Instructions to follow. All records below must be written out exactly, with the pictures excluded.

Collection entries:
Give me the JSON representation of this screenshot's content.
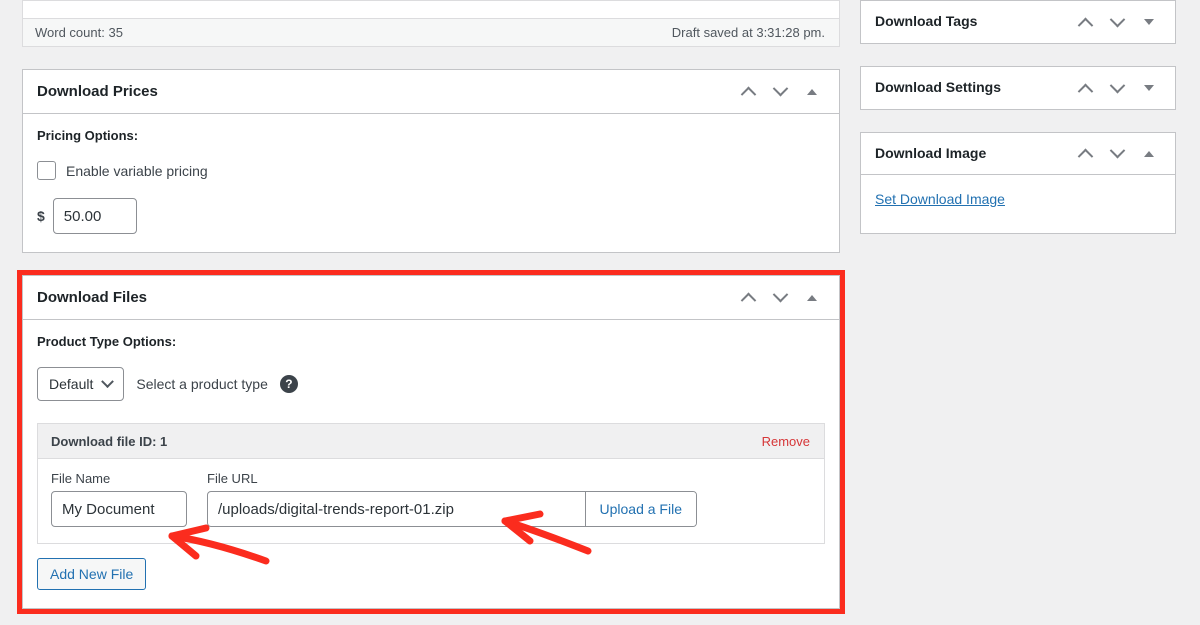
{
  "editor": {
    "word_count": "Word count: 35",
    "draft_status": "Draft saved at 3:31:28 pm."
  },
  "panels": {
    "prices": {
      "title": "Download Prices",
      "pricing_options_label": "Pricing Options:",
      "variable_pricing_label": "Enable variable pricing",
      "variable_pricing_checked": false,
      "currency_symbol": "$",
      "price_value": "50.00"
    },
    "files": {
      "title": "Download Files",
      "product_type_label": "Product Type Options:",
      "product_type_selected": "Default",
      "product_type_hint": "Select a product type",
      "help_icon_glyph": "?",
      "file_row": {
        "id_label": "Download file ID: 1",
        "remove_label": "Remove",
        "file_name_label": "File Name",
        "file_name_value": "My Document",
        "file_url_label": "File URL",
        "file_url_value": "/uploads/digital-trends-report-01.zip",
        "upload_label": "Upload a File"
      },
      "add_new_file_label": "Add New File",
      "highlighted": true,
      "highlight_color": "#fb2c1e"
    }
  },
  "sidebar": {
    "panels": [
      {
        "title": "Download Tags",
        "collapsed": true
      },
      {
        "title": "Download Settings",
        "collapsed": true
      },
      {
        "title": "Download Image",
        "collapsed": false,
        "link_label": "Set Download Image"
      }
    ]
  },
  "annotations": {
    "arrow_color": "#fb2c1e",
    "arrow_count": 2
  },
  "icons": {
    "order_up": "chevron-up-icon",
    "order_down": "chevron-down-icon",
    "toggle": "triangle-toggle-icon"
  }
}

Result below.
Give me the JSON representation of this screenshot's content.
{
  "editor": {
    "word_count": "Word count: 35",
    "draft_status": "Draft saved at 3:31:28 pm."
  },
  "panels": {
    "prices": {
      "title": "Download Prices",
      "pricing_options_label": "Pricing Options:",
      "variable_pricing_label": "Enable variable pricing",
      "variable_pricing_checked": false,
      "currency_symbol": "$",
      "price_value": "50.00"
    },
    "files": {
      "title": "Download Files",
      "product_type_label": "Product Type Options:",
      "product_type_selected": "Default",
      "product_type_hint": "Select a product type",
      "help_icon_glyph": "?",
      "file_row": {
        "id_label": "Download file ID: 1",
        "remove_label": "Remove",
        "file_name_label": "File Name",
        "file_name_value": "My Document",
        "file_url_label": "File URL",
        "file_url_value": "/uploads/digital-trends-report-01.zip",
        "upload_label": "Upload a File"
      },
      "add_new_file_label": "Add New File",
      "highlighted": true,
      "highlight_color": "#fb2c1e"
    }
  },
  "sidebar": {
    "panels": [
      {
        "title": "Download Tags",
        "collapsed": true
      },
      {
        "title": "Download Settings",
        "collapsed": true
      },
      {
        "title": "Download Image",
        "collapsed": false,
        "link_label": "Set Download Image"
      }
    ]
  },
  "annotations": {
    "arrow_color": "#fb2c1e",
    "arrow_count": 2
  },
  "icons": {
    "order_up": "chevron-up-icon",
    "order_down": "chevron-down-icon",
    "toggle": "triangle-toggle-icon"
  }
}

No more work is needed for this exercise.